Directions: Only lines containing the word "name" are needed; pull them out of the material.

____________

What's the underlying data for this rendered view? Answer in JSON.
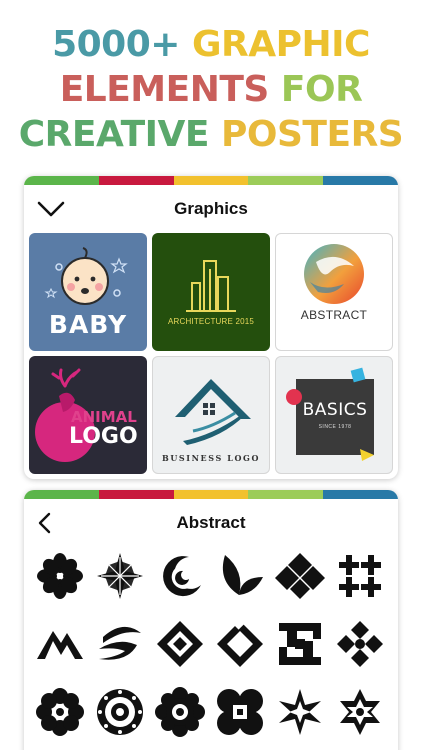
{
  "headline": {
    "line1": [
      {
        "text": "5000+ ",
        "color": "#4a9aa6"
      },
      {
        "text": "GRAPHIC",
        "color": "#ecc12f"
      }
    ],
    "line2": [
      {
        "text": "ELEMENTS ",
        "color": "#c95f5b"
      },
      {
        "text": "FOR",
        "color": "#9bc656"
      }
    ],
    "line3": [
      {
        "text": "CREATIVE ",
        "color": "#5aa86b"
      },
      {
        "text": "POSTERS",
        "color": "#e8b93a"
      }
    ]
  },
  "stripe_colors": [
    "#5bb54a",
    "#c8193e",
    "#f2c12e",
    "#9ccc59",
    "#2879a7"
  ],
  "graphics_panel": {
    "title": "Graphics",
    "collapse_icon": "chevron-down-icon",
    "tiles": [
      {
        "name": "baby",
        "label": "BABY"
      },
      {
        "name": "architecture",
        "label": "ARCHITECTURE 2015"
      },
      {
        "name": "abstract",
        "label": "ABSTRACT"
      },
      {
        "name": "animal-logo",
        "label_1": "ANIMAL",
        "label_2": "LOGO"
      },
      {
        "name": "business-logo",
        "label": "BUSINESS LOGO"
      },
      {
        "name": "basics",
        "label_1": "BASICS",
        "label_2": "SINCE 1978"
      }
    ]
  },
  "abstract_panel": {
    "title": "Abstract",
    "back_icon": "chevron-left-icon",
    "icons": [
      "flower-icon",
      "star-burst-icon",
      "crescent-swirl-icon",
      "leaf-pair-icon",
      "diamond-cluster-icon",
      "plus-grid-icon",
      "mountain-icon",
      "s-wave-icon",
      "nested-diamond-icon",
      "diamond-outline-icon",
      "meander-square-icon",
      "knot-icon",
      "rosette-icon",
      "mandala-icon",
      "gear-flower-icon",
      "quatrefoil-icon",
      "six-point-star-icon",
      "hex-star-icon"
    ]
  }
}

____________

Completed task:
        "name": "baby",
        "name": "architecture",
        "name": "abstract",
        "name": "animal-logo",
        "name": "business-logo",
        "name": "basics",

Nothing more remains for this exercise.